    I finally got to the range on Wed., and did some shooting. I had rounds loaded with RL-22 and IMR 4350. The rounds loaded with RL-22 acted similar to what they had done before, even when shooting five shot groups. One group, as an example, had four rounds in .45 in. and a flier a little over an inch away.

    The rounds loaded with IMR 4350 were in new cases, so the evidence isn't conclusive, but they seemed to group about the same, and they also showed a slight tendency to produce a flier or two. I'm going to shoot a few more groups with fired brass next time I go to the range to see if that helps.

    While I was at the range, I started talking with the range officer while my rifle was cooling between groups. I asked him about bedding, specificly, is it hard to do. He said that it wasn't bad at all. He also said that Pam (the cooking spray) is a great release agent. So Thursday I bought a package of Acraglas Gel, and bedded my action as per the instructions. That tip about Pam was a little too far out for me, so I just used the release agent that comes with the kit. Other than having to whack on the stock for ten minutes to get the action out, it went pretty well. I may have to redo the rear tang, but I'll wait and see.

    When I go shooting again (after a week of curing time) if it still doesn't shoot like I think it ought to, I'll change bullets, primers and powder.

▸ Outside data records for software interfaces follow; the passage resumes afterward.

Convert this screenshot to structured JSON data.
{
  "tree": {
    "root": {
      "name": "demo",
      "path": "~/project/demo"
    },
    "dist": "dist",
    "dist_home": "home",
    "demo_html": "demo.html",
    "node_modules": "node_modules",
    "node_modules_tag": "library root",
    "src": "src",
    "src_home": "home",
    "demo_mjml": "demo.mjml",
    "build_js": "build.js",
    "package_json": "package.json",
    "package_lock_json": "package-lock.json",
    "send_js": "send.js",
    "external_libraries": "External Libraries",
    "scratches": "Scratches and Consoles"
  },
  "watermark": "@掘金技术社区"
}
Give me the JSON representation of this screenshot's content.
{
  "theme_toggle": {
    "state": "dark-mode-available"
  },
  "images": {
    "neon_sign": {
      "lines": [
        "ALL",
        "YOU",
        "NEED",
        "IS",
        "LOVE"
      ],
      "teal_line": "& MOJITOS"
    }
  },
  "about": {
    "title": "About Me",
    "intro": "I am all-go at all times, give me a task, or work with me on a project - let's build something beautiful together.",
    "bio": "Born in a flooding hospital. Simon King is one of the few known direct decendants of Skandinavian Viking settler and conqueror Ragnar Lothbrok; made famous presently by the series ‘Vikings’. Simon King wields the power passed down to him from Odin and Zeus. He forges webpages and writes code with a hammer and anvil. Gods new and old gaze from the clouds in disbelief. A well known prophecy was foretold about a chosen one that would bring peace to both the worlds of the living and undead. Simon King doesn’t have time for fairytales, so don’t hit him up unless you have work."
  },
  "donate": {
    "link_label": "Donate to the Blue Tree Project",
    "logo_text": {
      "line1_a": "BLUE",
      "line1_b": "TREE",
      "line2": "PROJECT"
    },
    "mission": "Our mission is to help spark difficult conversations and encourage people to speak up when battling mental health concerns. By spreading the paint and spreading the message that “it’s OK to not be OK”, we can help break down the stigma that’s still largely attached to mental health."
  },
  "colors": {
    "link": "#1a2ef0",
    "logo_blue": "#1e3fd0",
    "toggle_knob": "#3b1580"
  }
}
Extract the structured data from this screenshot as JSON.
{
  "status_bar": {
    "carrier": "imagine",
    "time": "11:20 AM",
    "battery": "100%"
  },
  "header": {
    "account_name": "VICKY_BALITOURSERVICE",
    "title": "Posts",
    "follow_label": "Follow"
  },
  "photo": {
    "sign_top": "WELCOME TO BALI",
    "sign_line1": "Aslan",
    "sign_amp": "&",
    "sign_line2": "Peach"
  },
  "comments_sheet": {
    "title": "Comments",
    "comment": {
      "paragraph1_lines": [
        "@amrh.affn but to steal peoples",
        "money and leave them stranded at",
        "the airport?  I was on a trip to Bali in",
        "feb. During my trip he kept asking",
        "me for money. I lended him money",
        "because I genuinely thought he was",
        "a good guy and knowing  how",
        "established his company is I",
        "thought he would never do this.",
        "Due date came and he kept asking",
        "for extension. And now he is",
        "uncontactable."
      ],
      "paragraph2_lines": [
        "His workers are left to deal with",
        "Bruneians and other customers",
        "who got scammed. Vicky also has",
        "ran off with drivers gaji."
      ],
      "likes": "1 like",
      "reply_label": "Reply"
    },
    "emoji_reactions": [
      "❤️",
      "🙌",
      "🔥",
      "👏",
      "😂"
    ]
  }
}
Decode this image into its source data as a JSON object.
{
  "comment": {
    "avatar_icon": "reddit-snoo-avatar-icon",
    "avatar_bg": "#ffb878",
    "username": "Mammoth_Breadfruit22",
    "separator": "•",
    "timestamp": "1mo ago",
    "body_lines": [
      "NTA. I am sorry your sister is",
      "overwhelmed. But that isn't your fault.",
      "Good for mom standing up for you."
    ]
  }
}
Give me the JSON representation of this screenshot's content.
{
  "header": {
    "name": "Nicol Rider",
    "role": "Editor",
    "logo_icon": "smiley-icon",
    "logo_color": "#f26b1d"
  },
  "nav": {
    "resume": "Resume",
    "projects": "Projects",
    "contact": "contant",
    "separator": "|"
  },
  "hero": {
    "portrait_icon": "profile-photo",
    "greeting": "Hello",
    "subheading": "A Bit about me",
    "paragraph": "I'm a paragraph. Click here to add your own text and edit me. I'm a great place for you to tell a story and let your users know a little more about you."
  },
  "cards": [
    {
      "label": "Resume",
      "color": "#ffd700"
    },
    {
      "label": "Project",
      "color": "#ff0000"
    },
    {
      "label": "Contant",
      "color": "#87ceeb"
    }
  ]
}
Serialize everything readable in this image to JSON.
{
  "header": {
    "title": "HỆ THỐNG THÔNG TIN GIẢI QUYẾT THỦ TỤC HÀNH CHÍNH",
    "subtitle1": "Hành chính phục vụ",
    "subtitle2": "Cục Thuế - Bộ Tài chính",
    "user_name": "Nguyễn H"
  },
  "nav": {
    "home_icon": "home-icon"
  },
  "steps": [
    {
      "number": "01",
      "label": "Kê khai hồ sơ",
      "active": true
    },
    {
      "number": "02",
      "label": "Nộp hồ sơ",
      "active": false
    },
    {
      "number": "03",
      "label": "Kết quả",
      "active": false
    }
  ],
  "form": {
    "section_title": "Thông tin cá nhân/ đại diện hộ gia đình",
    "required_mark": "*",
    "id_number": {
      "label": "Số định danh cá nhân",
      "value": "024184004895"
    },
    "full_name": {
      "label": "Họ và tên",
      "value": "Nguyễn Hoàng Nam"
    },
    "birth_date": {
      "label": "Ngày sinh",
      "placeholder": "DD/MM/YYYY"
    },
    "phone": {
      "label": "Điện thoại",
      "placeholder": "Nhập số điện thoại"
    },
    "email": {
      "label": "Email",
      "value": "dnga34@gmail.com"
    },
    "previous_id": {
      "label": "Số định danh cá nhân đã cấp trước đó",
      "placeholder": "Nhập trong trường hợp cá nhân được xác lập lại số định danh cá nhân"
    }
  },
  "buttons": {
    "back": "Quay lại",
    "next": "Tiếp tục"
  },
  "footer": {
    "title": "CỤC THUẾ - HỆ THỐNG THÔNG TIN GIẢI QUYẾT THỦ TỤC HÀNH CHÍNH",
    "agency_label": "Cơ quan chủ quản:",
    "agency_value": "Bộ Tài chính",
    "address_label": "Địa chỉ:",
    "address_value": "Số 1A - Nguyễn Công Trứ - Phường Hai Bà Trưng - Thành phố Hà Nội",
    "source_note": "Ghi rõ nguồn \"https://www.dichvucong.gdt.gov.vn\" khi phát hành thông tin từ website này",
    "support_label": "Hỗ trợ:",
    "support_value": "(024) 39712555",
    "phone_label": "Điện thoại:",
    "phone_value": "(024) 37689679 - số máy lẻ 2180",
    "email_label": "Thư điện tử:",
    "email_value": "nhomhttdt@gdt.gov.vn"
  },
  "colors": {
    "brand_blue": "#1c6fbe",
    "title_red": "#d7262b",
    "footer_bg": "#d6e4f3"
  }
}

Maybe Hornady 162gr A-Max bullets with GM210M primers and a suitable charge of H4831.

    As an aside, the only H4831 around here is called H4831SC. The SC supposedly stands for Short Cut. Anyone ever use this before? Or has it always been that? Also, was that guy just blowing smoke about the Pam?